This is particularly true in the case of children with autistic spectrum disorder (ASD). Autism, a breakdown of communication, is the clearest form of non listening. Many children in the autistic spectrum present many sensory issues as if the sensory system was used to cut off, or protect the child from the world around him instead of being used to draw bridges with this world. The good news is that there is one noticeable exception: the great majority of children with autism love music. Music can be used as the way to engage them and open their world by opening their listening. This is, in a nutshell, what we do at The Listening Centre. There are many other steps to the program but this is the starting point.
The younger the child, the better the results. The Listening Training program is recommended primarily for children in with ASD at a mild and moderate levels as well as those with Asperger.
Many children with sensory regulation and issues affecting their communication and social behavior but who are not necessarily autistic are also good candidates for the Listening Training program. This includes children with Sensory Processing Disorders and other forms of sensory integration issues.
- Sensory Processing Disorder
- Sensory Integration Dysfunctions
- Behaviour Regulation
- Mild & Moderate Autistic Spectrum Disorder (ASD), Pervasive Developmental Disorder (PDD), Asperger

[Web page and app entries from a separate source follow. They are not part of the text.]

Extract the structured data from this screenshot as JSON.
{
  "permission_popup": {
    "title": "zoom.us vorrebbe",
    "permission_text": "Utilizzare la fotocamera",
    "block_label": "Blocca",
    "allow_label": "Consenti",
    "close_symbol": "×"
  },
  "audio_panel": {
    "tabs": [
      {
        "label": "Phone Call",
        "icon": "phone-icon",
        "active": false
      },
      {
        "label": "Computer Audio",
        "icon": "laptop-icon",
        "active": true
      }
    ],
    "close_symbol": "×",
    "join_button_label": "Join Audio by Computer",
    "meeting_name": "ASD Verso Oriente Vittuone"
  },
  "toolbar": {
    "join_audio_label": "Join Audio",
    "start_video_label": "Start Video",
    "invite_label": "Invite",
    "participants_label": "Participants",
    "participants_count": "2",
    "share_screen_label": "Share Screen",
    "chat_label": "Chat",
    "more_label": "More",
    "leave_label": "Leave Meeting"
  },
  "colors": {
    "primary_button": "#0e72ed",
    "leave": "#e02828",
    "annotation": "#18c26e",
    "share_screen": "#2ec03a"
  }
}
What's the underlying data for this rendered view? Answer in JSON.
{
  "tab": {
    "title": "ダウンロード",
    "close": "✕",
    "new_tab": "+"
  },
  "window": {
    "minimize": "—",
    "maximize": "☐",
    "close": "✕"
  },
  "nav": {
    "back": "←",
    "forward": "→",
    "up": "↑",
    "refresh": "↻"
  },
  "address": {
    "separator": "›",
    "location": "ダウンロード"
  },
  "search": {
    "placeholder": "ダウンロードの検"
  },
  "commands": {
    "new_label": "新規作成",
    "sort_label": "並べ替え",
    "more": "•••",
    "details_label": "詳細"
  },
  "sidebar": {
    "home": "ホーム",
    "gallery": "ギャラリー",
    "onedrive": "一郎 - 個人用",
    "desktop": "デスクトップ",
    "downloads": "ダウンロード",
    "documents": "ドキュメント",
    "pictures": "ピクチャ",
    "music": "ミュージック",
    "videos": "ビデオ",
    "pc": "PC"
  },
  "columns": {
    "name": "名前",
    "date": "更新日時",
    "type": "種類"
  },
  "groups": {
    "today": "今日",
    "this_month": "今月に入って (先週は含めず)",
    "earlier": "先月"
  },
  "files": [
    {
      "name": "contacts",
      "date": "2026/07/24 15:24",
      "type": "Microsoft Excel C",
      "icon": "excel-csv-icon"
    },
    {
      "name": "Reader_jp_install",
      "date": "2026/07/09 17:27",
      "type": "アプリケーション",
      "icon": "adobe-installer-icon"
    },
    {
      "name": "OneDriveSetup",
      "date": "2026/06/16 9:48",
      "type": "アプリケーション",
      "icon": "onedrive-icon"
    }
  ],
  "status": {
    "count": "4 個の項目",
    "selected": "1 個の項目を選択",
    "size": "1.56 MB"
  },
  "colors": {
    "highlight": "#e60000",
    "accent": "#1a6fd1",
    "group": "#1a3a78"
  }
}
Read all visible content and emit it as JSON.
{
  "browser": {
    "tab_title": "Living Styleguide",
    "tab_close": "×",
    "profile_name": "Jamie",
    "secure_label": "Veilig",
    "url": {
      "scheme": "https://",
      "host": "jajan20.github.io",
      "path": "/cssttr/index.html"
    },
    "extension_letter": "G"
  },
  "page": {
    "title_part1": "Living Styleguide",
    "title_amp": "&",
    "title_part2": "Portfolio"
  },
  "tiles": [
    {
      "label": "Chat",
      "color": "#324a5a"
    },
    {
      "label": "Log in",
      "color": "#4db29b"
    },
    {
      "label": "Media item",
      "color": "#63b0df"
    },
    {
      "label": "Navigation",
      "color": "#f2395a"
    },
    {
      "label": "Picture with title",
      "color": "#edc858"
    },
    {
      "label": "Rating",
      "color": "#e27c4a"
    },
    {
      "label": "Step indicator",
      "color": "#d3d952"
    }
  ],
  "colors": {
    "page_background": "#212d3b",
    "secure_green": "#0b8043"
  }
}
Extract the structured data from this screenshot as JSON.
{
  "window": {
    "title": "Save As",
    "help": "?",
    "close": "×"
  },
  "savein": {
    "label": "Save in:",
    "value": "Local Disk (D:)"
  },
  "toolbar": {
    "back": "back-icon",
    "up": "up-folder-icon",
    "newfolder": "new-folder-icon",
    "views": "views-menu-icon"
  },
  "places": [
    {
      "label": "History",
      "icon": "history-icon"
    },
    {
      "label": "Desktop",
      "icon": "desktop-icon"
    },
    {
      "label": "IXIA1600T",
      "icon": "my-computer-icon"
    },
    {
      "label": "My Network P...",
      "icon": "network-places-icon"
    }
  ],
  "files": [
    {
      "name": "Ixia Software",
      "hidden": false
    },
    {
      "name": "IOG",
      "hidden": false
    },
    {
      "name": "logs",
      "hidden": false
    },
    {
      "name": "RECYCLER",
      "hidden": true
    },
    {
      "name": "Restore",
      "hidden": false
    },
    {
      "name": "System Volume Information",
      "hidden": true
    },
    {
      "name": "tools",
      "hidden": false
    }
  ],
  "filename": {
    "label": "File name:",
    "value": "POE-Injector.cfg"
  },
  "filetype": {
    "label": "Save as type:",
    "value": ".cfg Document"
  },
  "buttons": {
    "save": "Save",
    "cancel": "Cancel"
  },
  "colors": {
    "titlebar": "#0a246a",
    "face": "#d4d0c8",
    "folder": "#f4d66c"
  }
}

Many children suffer from Sensory Processing Disorders that may affect some aspects of their development such as self-regulation, self control, the acquisition of language and social skills. These ‘Out of Sync’ children are excellent candidates for the listening training because sound stimulation facilitates integration between the senses which, in turn, positively affects their adjustment and maturation.
Children with these issues that are not directly related to listening may also benefit from the sensory stimulation provided by the enriched filtered music of Mozart that we use for listening training. This includes most children with Global Developmental Delays, those with a neurological cause such as mild forms of Cerebral Palsy, or with chromosomal differences such as Down Syndrome.
The listening training has a positive impact on muscle tone, breathing, (straightening of the neck, particularly in children with CP), body posture, focus, attention, auditory processing and comprehension. Changes in balance, motor planning and coordination (walking and gait, climbing, going up/down stairs, riding a bicycle for example) are commonly observed. The exercising and strengthening of the ear-voice loop with use of the microphone (active phase of the program) further helps develop speech clarity, intelligibility and overall richness of the voice.
- Developmental Coordination Disorder (Dyspraxia))
- Cerebral Palsy (CP)
- Down Syndrome & other genetic disorders
- Global Developmental Delay
- Muscle tone
- Premature birth